In this section, we give some brief descriptions of some group projects that involve Dan and/or other lab members. However, this is not at all an exhaustive list of projects going on in the lab right now. Please see the sections on each lab member to read more about other projects.
Dan and Allison Louthan, along with multiple other researchers (including Vickie Bakker, former postdoc, and Bill Morris, collaborator on other projects) organized a workshop in 2012 to make recommendations on how to improve the biological basis for recovery criteria under the US Endangered Species Act. This led to publishing a paper in 2015 (Doak et al. in Bioscience) that analyzes the issues with more or less rigorous ways to define and analyze endangered species status. This work is also part of a large, long strand of work in the lab that is about specific and general issues with rare species management and population viability analysis (see Dan’s publications). Also, various lab members are or have recently worked on particular rare species issues. In particular, Reilly Dibner, Allison Louthan, and Dan are currently completing a five year student of an extremely rare endemic plant of central Wyoming, Yermo xanthoocephalus.

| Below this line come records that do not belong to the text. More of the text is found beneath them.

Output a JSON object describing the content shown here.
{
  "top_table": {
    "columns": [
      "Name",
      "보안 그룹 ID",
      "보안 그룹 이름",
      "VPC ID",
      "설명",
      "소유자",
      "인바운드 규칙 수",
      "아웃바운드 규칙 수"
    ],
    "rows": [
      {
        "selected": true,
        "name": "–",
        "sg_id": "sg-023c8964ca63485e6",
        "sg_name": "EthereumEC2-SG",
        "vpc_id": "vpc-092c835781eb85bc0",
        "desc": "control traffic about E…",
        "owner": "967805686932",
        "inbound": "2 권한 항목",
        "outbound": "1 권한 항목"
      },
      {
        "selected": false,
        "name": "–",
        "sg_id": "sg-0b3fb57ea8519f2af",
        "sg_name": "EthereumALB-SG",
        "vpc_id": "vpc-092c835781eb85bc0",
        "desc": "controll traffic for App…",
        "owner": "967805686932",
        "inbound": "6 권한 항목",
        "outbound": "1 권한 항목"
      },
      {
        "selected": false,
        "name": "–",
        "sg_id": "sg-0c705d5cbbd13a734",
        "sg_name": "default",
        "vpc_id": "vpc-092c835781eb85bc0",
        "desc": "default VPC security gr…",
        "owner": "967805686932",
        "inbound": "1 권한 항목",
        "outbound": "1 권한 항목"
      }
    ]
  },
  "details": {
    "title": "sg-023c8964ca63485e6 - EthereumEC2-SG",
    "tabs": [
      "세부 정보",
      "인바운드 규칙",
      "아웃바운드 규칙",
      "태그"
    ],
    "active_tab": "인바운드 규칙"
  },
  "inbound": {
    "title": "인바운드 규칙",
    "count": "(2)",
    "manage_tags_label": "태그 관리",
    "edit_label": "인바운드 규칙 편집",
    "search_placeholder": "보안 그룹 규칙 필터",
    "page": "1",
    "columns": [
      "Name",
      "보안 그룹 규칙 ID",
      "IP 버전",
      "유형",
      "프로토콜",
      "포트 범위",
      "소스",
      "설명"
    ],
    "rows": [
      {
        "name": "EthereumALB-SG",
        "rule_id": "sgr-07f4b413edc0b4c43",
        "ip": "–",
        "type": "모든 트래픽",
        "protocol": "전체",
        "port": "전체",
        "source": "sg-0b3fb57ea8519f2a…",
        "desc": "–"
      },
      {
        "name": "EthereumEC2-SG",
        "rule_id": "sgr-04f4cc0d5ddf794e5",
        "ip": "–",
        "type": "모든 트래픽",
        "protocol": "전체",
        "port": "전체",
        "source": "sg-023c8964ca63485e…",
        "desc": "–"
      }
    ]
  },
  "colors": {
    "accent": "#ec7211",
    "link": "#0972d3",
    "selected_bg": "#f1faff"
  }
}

A long term collaboration between Bill Morris and Dan is to study how demography of two wide-spread tundra plants is shaped by climate and what these effects indicate about how climate change will alter range limits. This project involves annual field work from Alaska to New Mexico. In addition, we have started to collaborate with European researchers to monitor one of our species across sites spanning a similar range of latitudes in Europe. Doak and Morris 2010 and a recent popular article explain more about this project. Current grad student Nathalie Chardon is also conducting her dissertation work on one of the two focal species for this project.
This is a multifaceted project led by two former postdocs in the lab (Myra Finkelstein, now at UC Santa Cruz and Vickie Bakker, now at Montana State). Dan is involved in this work, as well as Alex Rose (the CU Museum of Natural History), Holly Copeland (The Nature Conservancy, Wyoming) and Dai Shizuka (Univ. of Nebraska). The overall goal is to assess the short and long term viability of the reintroduced California Condor population in California, and to understand how management methods and anthropogenic threats will influence the fate of these birds. Some of the early work on this project was published in Finkelstein et al. 2012. We are now pursuing issues that relate behavior and movement to exposure to different contaminants, as well as a citizen science initiative to better understand the social behavior of condors and how it influences success in the wild (Condor Watch).
A current group project that involves all the lab members is a simulation study of the advantages and disadvantages of using different demographic modeling methods. In particular, we are comparing different approaches to the parameterization of both population matrix and IPM demography models, and then the use of the two model types to predict dynamics.